The overriding message for all of the online services you use is to get all the safeguards you can in place now if you haven’t already done that. Regularly check for anything that looks a bit off, pay attention to any warning messages or emails and act on them. It will take a lot of your time to recover an account and that’s ignoring the blind panic and stress it can cause when something bad happens.
Your Business Incident (Recovery) Plan
The most important point on this subject is to have one! For bigger organisations, they may have a separate plan for dealing with a security incident and the recovery process afterwards. As a coach, consultant, or VA a combined document should be sufficient BUT that’s your decision! You will rely on this at a time when you will be stressed and so bear that in mind in your design process and the information in the plan.

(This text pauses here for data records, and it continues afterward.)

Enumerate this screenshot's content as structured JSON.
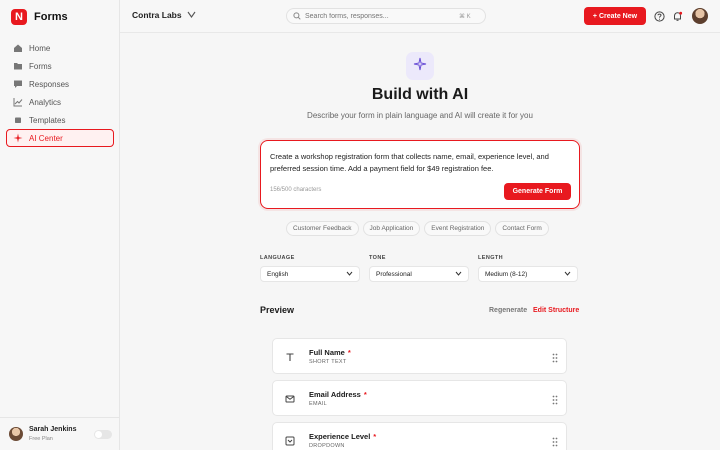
{
  "brand": {
    "logo_letter": "N",
    "name": "Forms",
    "accent": "#e8191f"
  },
  "sidebar": {
    "items": [
      {
        "label": "Home",
        "icon": "home-icon"
      },
      {
        "label": "Forms",
        "icon": "folder-icon"
      },
      {
        "label": "Responses",
        "icon": "chat-icon"
      },
      {
        "label": "Analytics",
        "icon": "chart-icon"
      },
      {
        "label": "Templates",
        "icon": "template-icon"
      },
      {
        "label": "AI Center",
        "icon": "sparkle-icon",
        "active": true
      }
    ],
    "user": {
      "name": "Sarah Jenkins",
      "plan": "Free Plan"
    }
  },
  "topbar": {
    "workspace": "Contra Labs",
    "search_placeholder": "Search forms, responses...",
    "shortcut": "⌘ K",
    "create_label": "+ Create New"
  },
  "main": {
    "title": "Build with AI",
    "subtitle": "Describe your form in plain language and AI will create it for you",
    "prompt": "Create a workshop registration form that collects name, email, experience level, and preferred session time. Add a payment field for $49 registration fee.",
    "char_count": "156/500 characters",
    "generate_label": "Generate Form",
    "chips": [
      "Customer Feedback",
      "Job Application",
      "Event Registration",
      "Contact Form"
    ],
    "options": [
      {
        "label": "LANGUAGE",
        "value": "English"
      },
      {
        "label": "TONE",
        "value": "Professional"
      },
      {
        "label": "LENGTH",
        "value": "Medium (8-12)"
      }
    ],
    "preview": {
      "title": "Preview",
      "regenerate_label": "Regenerate",
      "edit_label": "Edit Structure",
      "questions": [
        {
          "title": "Full Name",
          "required": "*",
          "type": "SHORT TEXT",
          "icon": "text-icon"
        },
        {
          "title": "Email Address",
          "required": "*",
          "type": "EMAIL",
          "icon": "mail-icon"
        },
        {
          "title": "Experience Level",
          "required": "*",
          "type": "DROPDOWN",
          "icon": "dropdown-icon"
        }
      ]
    }
  }
}
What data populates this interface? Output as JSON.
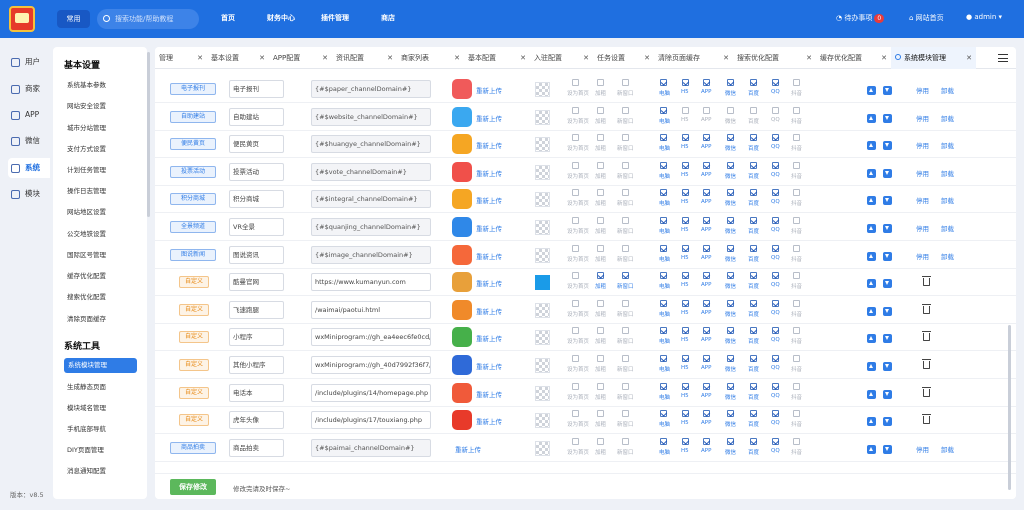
{
  "header": {
    "home_btn": "常用",
    "search_placeholder": "搜索功能/帮助教程",
    "nav": [
      "首页",
      "财务中心",
      "插件管理",
      "商店"
    ],
    "todo": "待办事项",
    "todo_count": "0",
    "site_home": "网站首页",
    "user": "admin"
  },
  "rail": [
    "用户",
    "商家",
    "APP",
    "微信",
    "系统",
    "模块"
  ],
  "version": "版本：v8.5",
  "submenu": {
    "sec1": "基本设置",
    "items1": [
      "系统基本参数",
      "网站安全设置",
      "城市分站管理",
      "支付方式设置",
      "计划任务管理",
      "操作日志管理",
      "网站地区设置",
      "公交地铁设置",
      "国际区号管理",
      "缓存优化配置",
      "搜索优化配置",
      "清除页面缓存"
    ],
    "sec2": "系统工具",
    "items2": [
      "系统模块管理",
      "生成静态页面",
      "模块域名管理",
      "手机底部导航",
      "DIY页面管理",
      "消息通知配置"
    ]
  },
  "tabs": [
    "管理",
    "基本设置",
    "APP配置",
    "资讯配置",
    "商家列表",
    "基本配置",
    "入驻配置",
    "任务设置",
    "清除页面缓存",
    "搜索优化配置",
    "缓存优化配置",
    "系统模块管理"
  ],
  "labels": {
    "home": "设为首页",
    "bold": "加粗",
    "newwin": "新窗口",
    "pc": "电脑",
    "h5": "H5",
    "app": "APP",
    "wx": "微信",
    "bd": "百度",
    "qq": "QQ",
    "dy": "抖音",
    "reupload": "重新上传",
    "disable": "停用",
    "uninstall": "卸载"
  },
  "rows": [
    {
      "tag": "电子报刊",
      "custom": false,
      "name": "电子报刊",
      "domain": "{#$paper_channelDomain#}",
      "icolor": "#f05a5a",
      "thumb": "checker",
      "cb": [
        0,
        0,
        0,
        1,
        1,
        1,
        1,
        1,
        1,
        0
      ],
      "ops": "uninstall"
    },
    {
      "tag": "自助建站",
      "custom": false,
      "name": "自助建站",
      "domain": "{#$website_channelDomain#}",
      "icolor": "#3aa8f0",
      "thumb": "checker",
      "cb": [
        0,
        0,
        0,
        1,
        0,
        0,
        0,
        0,
        0,
        0
      ],
      "ops": "uninstall"
    },
    {
      "tag": "便民黄页",
      "custom": false,
      "name": "便民黄页",
      "domain": "{#$huangye_channelDomain#}",
      "icolor": "#f5a623",
      "thumb": "checker",
      "cb": [
        0,
        0,
        0,
        1,
        1,
        1,
        1,
        1,
        1,
        0
      ],
      "ops": "uninstall"
    },
    {
      "tag": "投票活动",
      "custom": false,
      "name": "投票活动",
      "domain": "{#$vote_channelDomain#}",
      "icolor": "#f0504a",
      "thumb": "checker",
      "cb": [
        0,
        0,
        0,
        1,
        1,
        1,
        1,
        1,
        1,
        0
      ],
      "ops": "uninstall"
    },
    {
      "tag": "积分商城",
      "custom": false,
      "name": "积分商城",
      "domain": "{#$integral_channelDomain#}",
      "icolor": "#f5a623",
      "thumb": "checker",
      "cb": [
        0,
        0,
        0,
        1,
        1,
        1,
        1,
        1,
        1,
        0
      ],
      "ops": "uninstall"
    },
    {
      "tag": "全景频道",
      "custom": false,
      "name": "VR全景",
      "domain": "{#$quanjing_channelDomain#}",
      "icolor": "#2f88e8",
      "thumb": "checker",
      "cb": [
        0,
        0,
        0,
        1,
        1,
        1,
        1,
        1,
        1,
        0
      ],
      "ops": "uninstall"
    },
    {
      "tag": "图说新闻",
      "custom": false,
      "name": "图说资讯",
      "domain": "{#$image_channelDomain#}",
      "icolor": "#f5683a",
      "thumb": "checker",
      "cb": [
        0,
        0,
        0,
        1,
        1,
        1,
        1,
        1,
        1,
        0
      ],
      "ops": "uninstall"
    },
    {
      "tag": "自定义",
      "custom": true,
      "name": "酷曼官网",
      "domain": "https://www.kumanyun.com",
      "icolor": "#e8a03a",
      "thumb": "blue",
      "cb": [
        0,
        1,
        1,
        1,
        1,
        1,
        1,
        1,
        1,
        0
      ],
      "ops": "trash"
    },
    {
      "tag": "自定义",
      "custom": true,
      "name": "飞速跑腿",
      "domain": "/waimai/paotui.html",
      "icolor": "#f08a2a",
      "thumb": "checker",
      "cb": [
        0,
        0,
        0,
        1,
        1,
        1,
        1,
        1,
        1,
        0
      ],
      "ops": "trash"
    },
    {
      "tag": "自定义",
      "custom": true,
      "name": "小程序",
      "domain": "wxMiniprogram://gh_ea4eec6fe0cd/",
      "icolor": "#46b04a",
      "thumb": "checker",
      "cb": [
        0,
        0,
        0,
        1,
        1,
        1,
        1,
        1,
        1,
        0
      ],
      "ops": "trash"
    },
    {
      "tag": "自定义",
      "custom": true,
      "name": "其他小程序",
      "domain": "wxMiniprogram://gh_40d7992f36f7/",
      "icolor": "#2f6ad8",
      "thumb": "checker",
      "cb": [
        0,
        0,
        0,
        1,
        1,
        1,
        1,
        1,
        1,
        0
      ],
      "ops": "trash"
    },
    {
      "tag": "自定义",
      "custom": true,
      "name": "电话本",
      "domain": "/include/plugins/14/homepage.php",
      "icolor": "#f05a3a",
      "thumb": "checker",
      "cb": [
        0,
        0,
        0,
        1,
        1,
        1,
        1,
        1,
        1,
        0
      ],
      "ops": "trash"
    },
    {
      "tag": "自定义",
      "custom": true,
      "name": "虎年头像",
      "domain": "/include/plugins/17/touxiang.php",
      "icolor": "#e83a2a",
      "thumb": "checker",
      "cb": [
        0,
        0,
        0,
        1,
        1,
        1,
        1,
        1,
        1,
        0
      ],
      "ops": "trash"
    },
    {
      "tag": "商品拍卖",
      "custom": false,
      "name": "商品拍卖",
      "domain": "{#$paimai_channelDomain#}",
      "icolor": "",
      "thumb": "checker",
      "cb": [
        0,
        0,
        0,
        1,
        1,
        1,
        1,
        1,
        1,
        0
      ],
      "ops": "uninstall"
    }
  ],
  "footer": {
    "save": "保存修改",
    "hint": "修改完请及时保存~"
  },
  "colors": {
    "primary": "#1f6fe0",
    "accent": "#2f7ce6",
    "save": "#5cb85c",
    "tag": "#2f7ce6",
    "custom_tag": "#e88c1a"
  }
}
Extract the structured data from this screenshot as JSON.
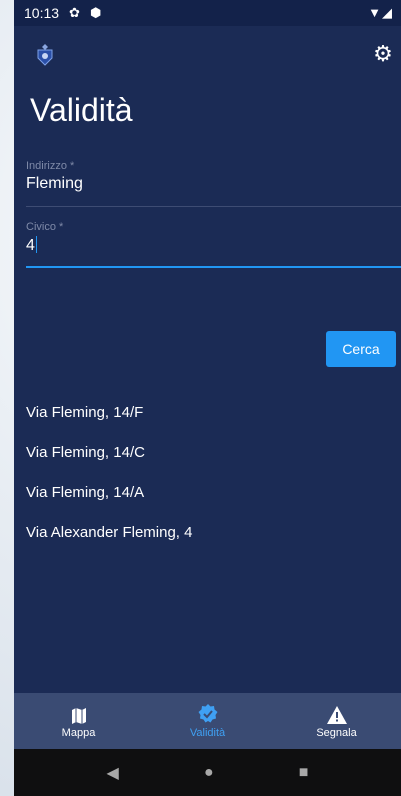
{
  "status_bar": {
    "time": "10:13",
    "icons_left": [
      "gear-icon",
      "shield-icon"
    ],
    "icons_right": "▼◢"
  },
  "header": {
    "title": "Validità"
  },
  "form": {
    "address": {
      "label": "Indirizzo *",
      "value": "Fleming"
    },
    "civic": {
      "label": "Civico *",
      "value": "4"
    }
  },
  "search_button": {
    "label": "Cerca"
  },
  "results": [
    "Via Fleming, 14/F",
    "Via Fleming, 14/C",
    "Via Fleming, 14/A",
    "Via Alexander Fleming, 4"
  ],
  "bottom_nav": [
    {
      "label": "Mappa",
      "icon": "map-icon"
    },
    {
      "label": "Validità",
      "icon": "verified-icon",
      "active": true
    },
    {
      "label": "Segnala",
      "icon": "warning-icon"
    }
  ],
  "colors": {
    "background": "#1b2b55",
    "accent": "#2196f3",
    "nav": "#3a4b73"
  }
}
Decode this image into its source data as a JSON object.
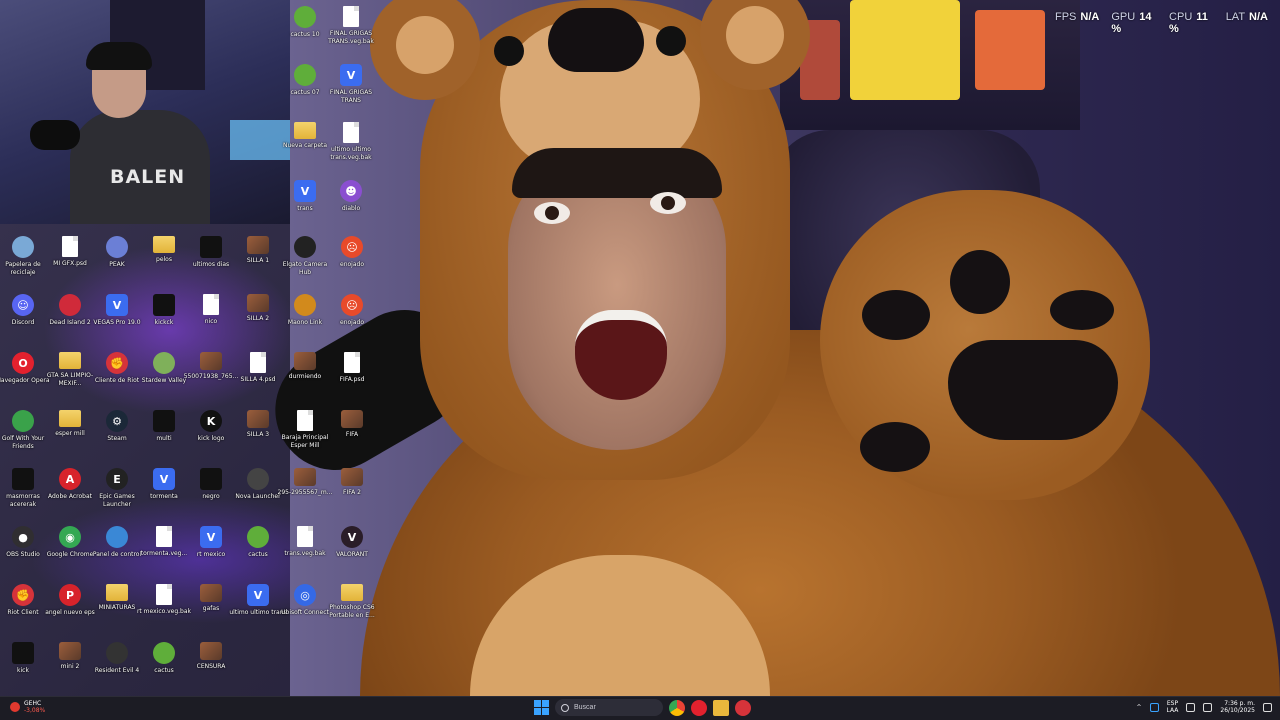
{
  "hud": {
    "fps_label": "FPS",
    "fps_value": "N/A",
    "gpu_label": "GPU",
    "gpu_value": "14 %",
    "cpu_label": "CPU",
    "cpu_value": "11 %",
    "lat_label": "LAT",
    "lat_value": "N/A"
  },
  "webcam": {
    "shirt_text": "BALEN"
  },
  "desktop_icons": [
    {
      "label": "cactus 10",
      "icon": "cactus-icon"
    },
    {
      "label": "FINAL GRIGAS TRANS.veg.bak",
      "icon": "document-icon"
    },
    {
      "label": "cactus 07",
      "icon": "cactus-icon"
    },
    {
      "label": "FINAL GRIGAS TRANS",
      "icon": "vegas-icon"
    },
    {
      "label": "Nueva carpeta",
      "icon": "folder-icon"
    },
    {
      "label": "ultimo ultimo trans.veg.bak",
      "icon": "document-icon"
    },
    {
      "label": "trans",
      "icon": "vegas-icon"
    },
    {
      "label": "diablo",
      "icon": "devil-emoji-icon"
    },
    {
      "label": "Papelera de reciclaje",
      "icon": "recycle-bin-icon"
    },
    {
      "label": "MI GFX.psd",
      "icon": "document-icon"
    },
    {
      "label": "PEAK",
      "icon": "peak-game-icon"
    },
    {
      "label": "pelos",
      "icon": "folder-icon"
    },
    {
      "label": "ultimos dias",
      "icon": "video-icon"
    },
    {
      "label": "SILLA 1",
      "icon": "image-icon"
    },
    {
      "label": "Elgato Camera Hub",
      "icon": "elgato-icon"
    },
    {
      "label": "enojado",
      "icon": "angry-emoji-icon"
    },
    {
      "label": "Discord",
      "icon": "discord-icon"
    },
    {
      "label": "Dead Island 2",
      "icon": "dead-island-icon"
    },
    {
      "label": "VEGAS Pro 19.0",
      "icon": "vegas-icon"
    },
    {
      "label": "kickck",
      "icon": "video-icon"
    },
    {
      "label": "nico",
      "icon": "document-icon"
    },
    {
      "label": "SILLA 2",
      "icon": "image-icon"
    },
    {
      "label": "Maono Link",
      "icon": "maono-icon"
    },
    {
      "label": "enojado",
      "icon": "angry-emoji-icon"
    },
    {
      "label": "Navegador Opera",
      "icon": "opera-icon"
    },
    {
      "label": "GTA SA LIMPIO-MEXIF...",
      "icon": "folder-icon"
    },
    {
      "label": "Cliente de Riot",
      "icon": "riot-icon"
    },
    {
      "label": "Stardew Valley",
      "icon": "stardew-icon"
    },
    {
      "label": "550071938_765...",
      "icon": "image-icon"
    },
    {
      "label": "SILLA 4.psd",
      "icon": "document-icon"
    },
    {
      "label": "durmiendo",
      "icon": "image-icon"
    },
    {
      "label": "FIFA.psd",
      "icon": "document-icon"
    },
    {
      "label": "Golf With Your Friends",
      "icon": "golf-icon"
    },
    {
      "label": "esper mill",
      "icon": "folder-icon"
    },
    {
      "label": "Steam",
      "icon": "steam-icon"
    },
    {
      "label": "multi",
      "icon": "video-icon"
    },
    {
      "label": "kick logo",
      "icon": "kick-icon"
    },
    {
      "label": "SILLA 3",
      "icon": "image-icon"
    },
    {
      "label": "Baraja Principal Esper Mill",
      "icon": "document-icon"
    },
    {
      "label": "FIFA",
      "icon": "image-icon"
    },
    {
      "label": "masmorras acererak",
      "icon": "video-icon"
    },
    {
      "label": "Adobe Acrobat",
      "icon": "acrobat-icon"
    },
    {
      "label": "Epic Games Launcher",
      "icon": "epic-icon"
    },
    {
      "label": "tormenta",
      "icon": "vegas-icon"
    },
    {
      "label": "negro",
      "icon": "black-image-icon"
    },
    {
      "label": "Nova Launcher",
      "icon": "nova-icon"
    },
    {
      "label": "295-2955567_m...",
      "icon": "image-icon"
    },
    {
      "label": "FIFA 2",
      "icon": "image-icon"
    },
    {
      "label": "OBS Studio",
      "icon": "obs-icon"
    },
    {
      "label": "Google Chrome",
      "icon": "chrome-icon"
    },
    {
      "label": "Panel de control",
      "icon": "control-panel-icon"
    },
    {
      "label": "tormenta.veg...",
      "icon": "document-icon"
    },
    {
      "label": "rt mexico",
      "icon": "vegas-icon"
    },
    {
      "label": "cactus",
      "icon": "cactus-icon"
    },
    {
      "label": "trans.veg.bak",
      "icon": "document-icon"
    },
    {
      "label": "VALORANT",
      "icon": "valorant-icon"
    },
    {
      "label": "Riot Client",
      "icon": "riot-icon"
    },
    {
      "label": "angel nuevo eps",
      "icon": "pdf-icon"
    },
    {
      "label": "MINIATURAS",
      "icon": "folder-icon"
    },
    {
      "label": "rt mexico.veg.bak",
      "icon": "document-icon"
    },
    {
      "label": "gafas",
      "icon": "image-icon"
    },
    {
      "label": "ultimo ultimo trans",
      "icon": "vegas-icon"
    },
    {
      "label": "Ubisoft Connect",
      "icon": "ubisoft-icon"
    },
    {
      "label": "Photoshop CS6 Portable en E...",
      "icon": "folder-icon"
    },
    {
      "label": "kick",
      "icon": "video-icon"
    },
    {
      "label": "mini 2",
      "icon": "image-icon"
    },
    {
      "label": "Resident Evil 4",
      "icon": "resident-evil-icon"
    },
    {
      "label": "cactus",
      "icon": "cactus-icon"
    },
    {
      "label": "CENSURA",
      "icon": "image-icon"
    }
  ],
  "taskbar": {
    "weather_name": "GEHC",
    "weather_value": "-3,08%",
    "search_placeholder": "Buscar",
    "lang_top": "ESP",
    "lang_bottom": "LAA",
    "time": "7:36 p. m.",
    "date": "26/10/2025"
  },
  "colors": {
    "hud_text": "#cfd3e8",
    "taskbar_bg": "#1c1c24",
    "accent_blue": "#3aa3ff",
    "stock_down": "#ff5a4e"
  }
}
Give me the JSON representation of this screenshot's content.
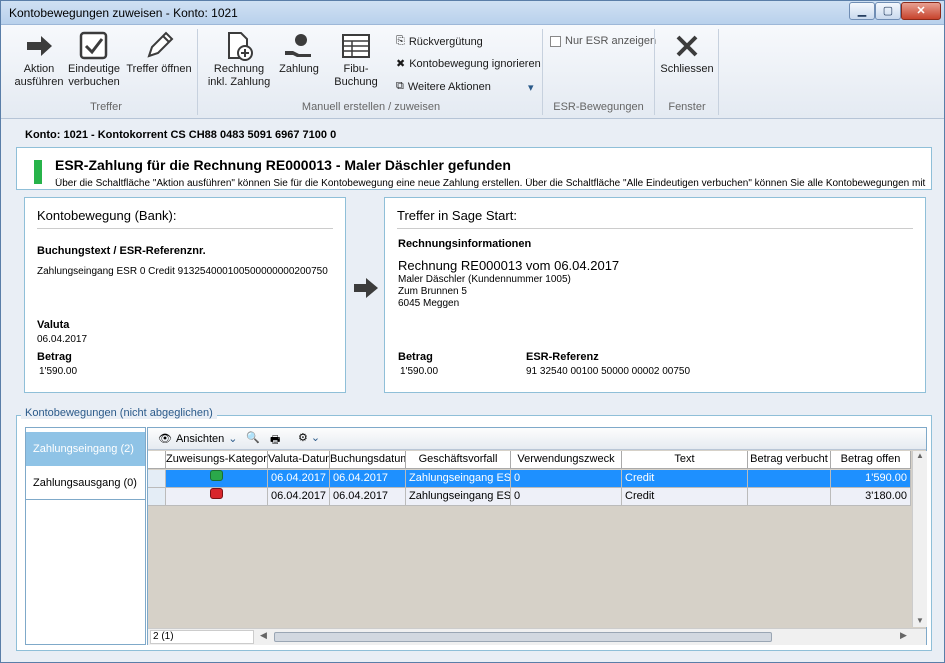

You need a workable plan to deal with an incident and to get up and running in the shortest time possible. If there’s only you, it should be a relatively simple document as you will be the person at the centre of the event.
Include the following:
- Contacts for various services, platforms and people that you work with. Taking the time to pull this information together and record it in advance will save you much time and stress.
- If you like to have more detail, include attachments or URLs – consider if losing access to the internet for any length of time is a real possibility re URLs.
- Design your record document (I use Excel – surprise!)
- Add all your key platforms, people and services with their contact details.
- Your lawful basis for the personal data in the contact details is Legitimate Interest as it’s necessary for you to hold any personal data to use in the event of an emergency.
- Imagine and write down all the catastrophes you consider as likely.
- Record any other information that would help you/your team handle them.
This is a document you would be asked for in the event of a complaint or investigation. The lack of such a document was a shortcoming identified in many organisations by the ICO.
There are recurring themes for securing your business. You don’t have to be a technical whizz but you do have to take the right actions and then keep up to date with them to stay safe.
If you know you need help with your GDPR-related responsibilities but aren’t sure exactly what type, contact me via OnlineChat or book a free Introductory chat with me and I’ll help you find the right option for you.
At this point, I’m going to mention that my online/live online hybrid course and membership which covers your data protection responsibilities, including help on cyber safety for you, your business and your clients’ businesses will be available in the next few weeks. The format includes video tutorials, live online training, templates for the most important documents, implementation support, and updates. It’s called Step-by-Step GDPR and it’s in 2 flavours:
- For virtual assistants who work with coaches and consultants – this version includes an annual licence for VAs to use the templates with their clients. *If you are a coach or consultant and have a VA you would like to use this framework for your business, you can buy it for them to use but the licence will not be applicable for their other clients (for obvious reasons).
- For coaches and consultants who do everything themselves.